Tuesday, 16 December 2014
Gabriel B Senay, USGS EROS, Sioux Falls, SD, United States, Naga Manohar Velpuri, ARTS Contractor, 2ASRC InuTeq LLC, Contractor to U.S. Geological Survey (USGS) Earth Resources Observation and Science (EROS) Center, Sioux Falls, SD, USA, Sioux Falls, SD, United States, Stefanie Bohms, SGT Inc., Contractor to USGS EROS Center, Sioux Falls, SD, United States, Yonas Demissie, Washington State University, Department of Civil and Environmental Engineering, Richland, WA, United States and Mekonnen Gebremichael, University of California Los Angeles, Civil and Environmental Engineering, Los Angeles, CA, United States
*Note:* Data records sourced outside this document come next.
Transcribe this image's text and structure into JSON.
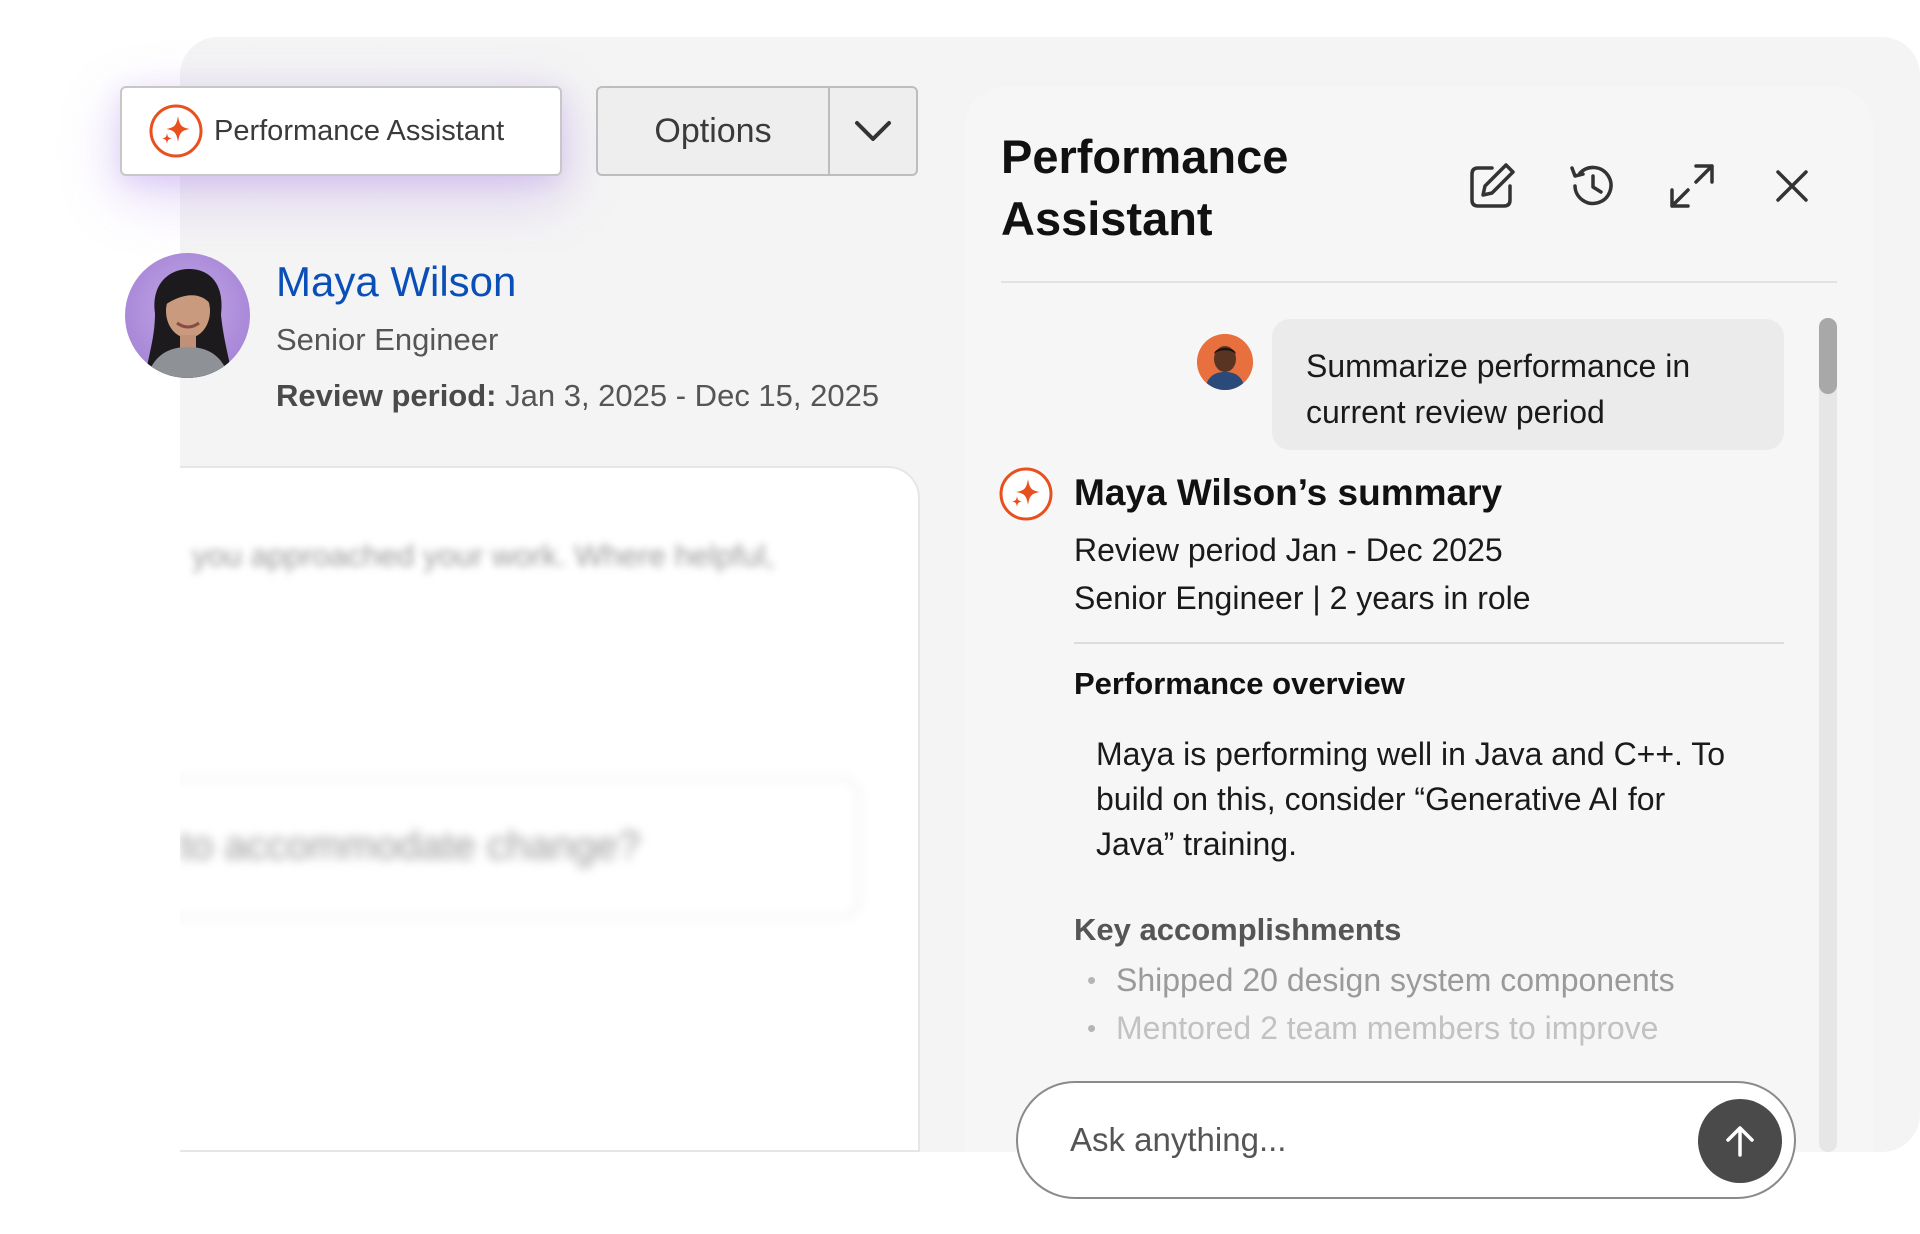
{
  "launcher": {
    "label": "Performance Assistant",
    "icon": "sparkle-icon"
  },
  "options": {
    "label": "Options",
    "icon": "chevron-down-icon"
  },
  "employee": {
    "name": "Maya Wilson",
    "title": "Senior Engineer",
    "period_label": "Review period:",
    "period_value": " Jan 3, 2025 - Dec 15, 2025"
  },
  "form": {
    "blurred_text_1": "you approached your work. Where helpful,",
    "blurred_text_2": "to accommodate change?"
  },
  "panel": {
    "title_line1": "Performance",
    "title_line2": "Assistant",
    "tools": [
      "edit-icon",
      "history-icon",
      "expand-icon",
      "close-icon"
    ],
    "user_message": "Summarize performance in current review period",
    "summary": {
      "title": "Maya Wilson’s summary",
      "period": "Review period Jan - Dec 2025",
      "role": "Senior Engineer | 2 years in role",
      "overview_heading": "Performance overview",
      "overview_body": "Maya is performing well in Java and C++. To build on this, consider “Generative AI for Java” training.",
      "accomplishments_heading": "Key accomplishments",
      "accomplishments": [
        "Shipped 20 design system components",
        "Mentored 2 team members to improve"
      ]
    }
  },
  "ask": {
    "placeholder": "Ask anything...",
    "send_icon": "arrow-up-icon"
  },
  "colors": {
    "accent": "#e8501e",
    "link": "#0a4fb8",
    "send_button": "#4a4a4a"
  }
}
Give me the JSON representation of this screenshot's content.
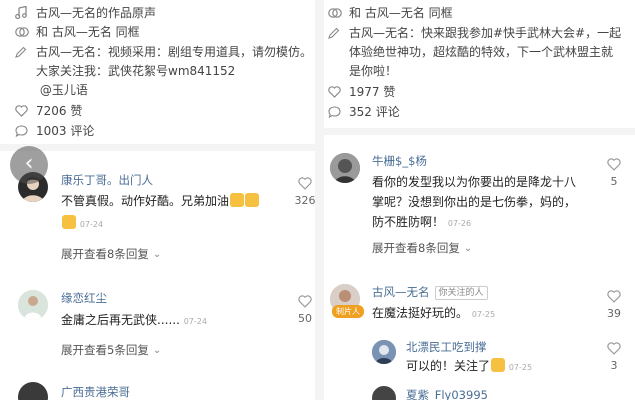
{
  "left": {
    "music": "古风—无名的作品原声",
    "with": "和 古风—无名 同框",
    "desc": "古风—无名：视频采用：剧组专用道具，请勿模仿。\n大家关注我：武侠花絮号wm841152\n @玉儿语",
    "likes": "7206 赞",
    "comments": "1003 评论",
    "c1": {
      "name": "康乐丁哥。出门人",
      "text": "不管真假。动作好酷。兄弟加油",
      "time": "07-24",
      "likes": "326",
      "more": "展开查看8条回复"
    },
    "c2": {
      "name": "缘恋红尘",
      "text": "金庸之后再无武侠......",
      "time": "07-24",
      "likes": "50",
      "more": "展开查看5条回复"
    },
    "c3": {
      "name": "广西贵港荣哥"
    }
  },
  "right": {
    "with": "和 古风—无名 同框",
    "desc": "古风—无名：快来跟我参加#快手武林大会#，一起\n体验绝世神功，超炫酷的特效，下一个武林盟主就\n是你啦！",
    "likes": "1977 赞",
    "comments": "352 评论",
    "c1": {
      "name": "牛栅$_$杨",
      "text": "看你的发型我以为你要出的是降龙十八\n掌呢？没想到你出的是七伤拳，妈的，\n防不胜防啊！",
      "time": "07-26",
      "likes": "5",
      "more": "展开查看8条回复"
    },
    "c2": {
      "name": "古风—无名",
      "tag": "你关注的人",
      "badge": "制片人",
      "text": "在魔法挺好玩的。",
      "time": "07-25",
      "likes": "39"
    },
    "r1": {
      "name": "北漂民工吃到撑",
      "text": "可以的！关注了",
      "time": "07-25",
      "likes": "3"
    },
    "r2": {
      "name": "夏紫_Fly03995"
    }
  },
  "back": "‹"
}
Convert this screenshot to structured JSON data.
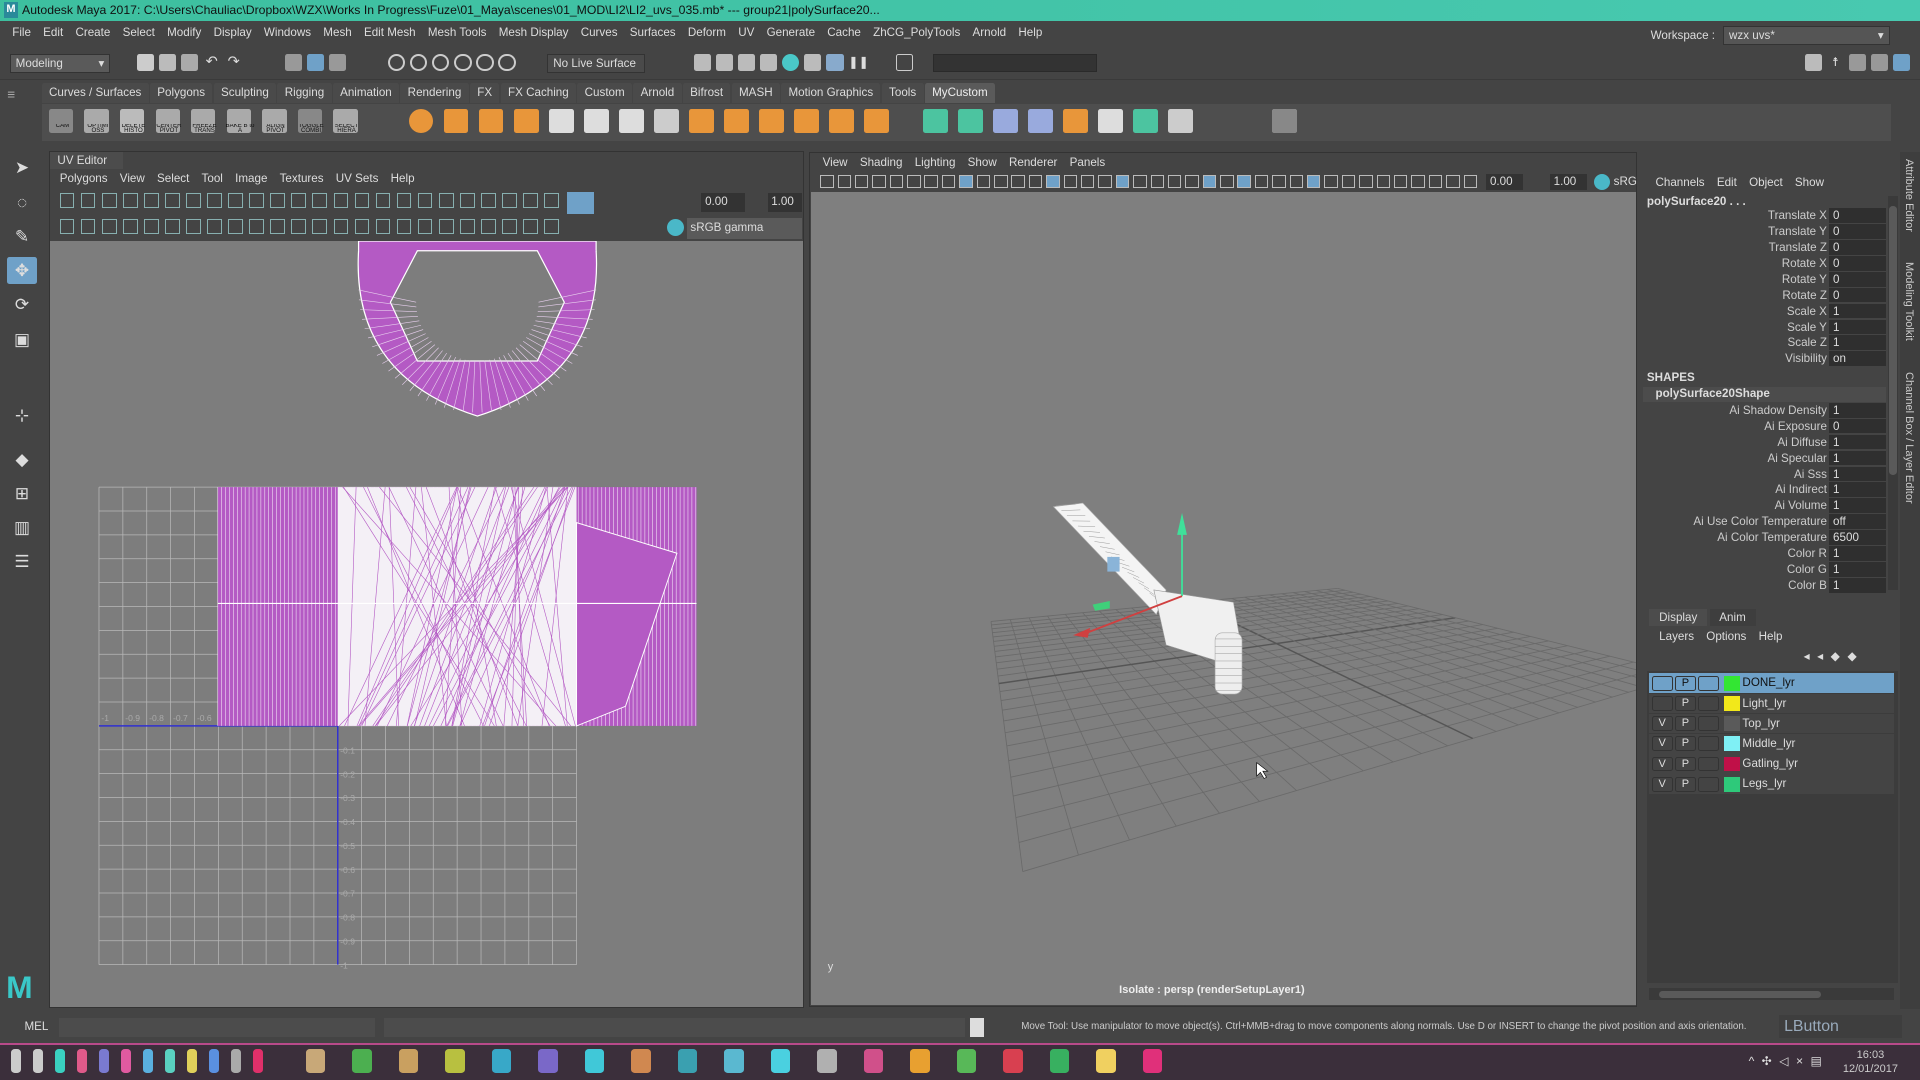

The Nile River is the longest in the world with a length of 6,800 km. However, the contrast between the length of the river or the size of the basin and the comparatively small volume of basin runoff generated is a unique feature of the Nile Basin. Due to non-availability of in-situ hydrologic data, we do not clearly understand the spatial distribution of hydrologic sources and sinks and how much they control input–output dynamics? In this study, we integrated satellite-derived precipitation, and modeled evapotranspiration data (2000–2012) to describe spatial variability of hydrologic sources and sinks in the Nile Basin. We also used long-term gridded runoff and river discharge data (1869–1984) to understand the discrepancy in the observed and expected flow along the Nile River. Results indicate that over 2000–2012 period, 4 out of 11 countries (Ethiopia, Tanzania, Kenya, and Uganda) in the Nile basin showed a positive water balance while three downstream countries (South Sudan, Sudan, and Egypt) showed a negative balance. The top three countries that contribute most to the flow are Ethiopia, Tanzania and Kenya. The study revealed that ~85% of the runoff generated in the Equatorial region is lost in an inter-station basin that includes the Sudd wetlands in South Sudan; this proportion is higher than the reported loss of 50% at the Sudd wetlands alone. The loss in runoff and flow volume at different sections of the river tend to be more than what can be explained by evaporation losses, suggesting a potential recharge to deeper aquifers that are not connected to the Nile channel systems. On the other hand, we also found that the expected average annual Nile flow at Aswan is larger (97 km3) than the reported amount (84 km3). Gravity Recovery and Climate Experiment (GRACE) mass deviation in storage data analysis showed that at annual time-scales, the Nile Basin shows storage change is substantial while over longer-time periods, it is minimal (<1% of basin precipitation). Due to the large variations of the reported Nile flow at different locations and time periods, the study recommends increased hydro-meteorological instrumentation of the basin. This study improves our understanding of the spatial dynamics of water sources and sinks in the Nile basin and identified emerging hydrologic questions that require further attention.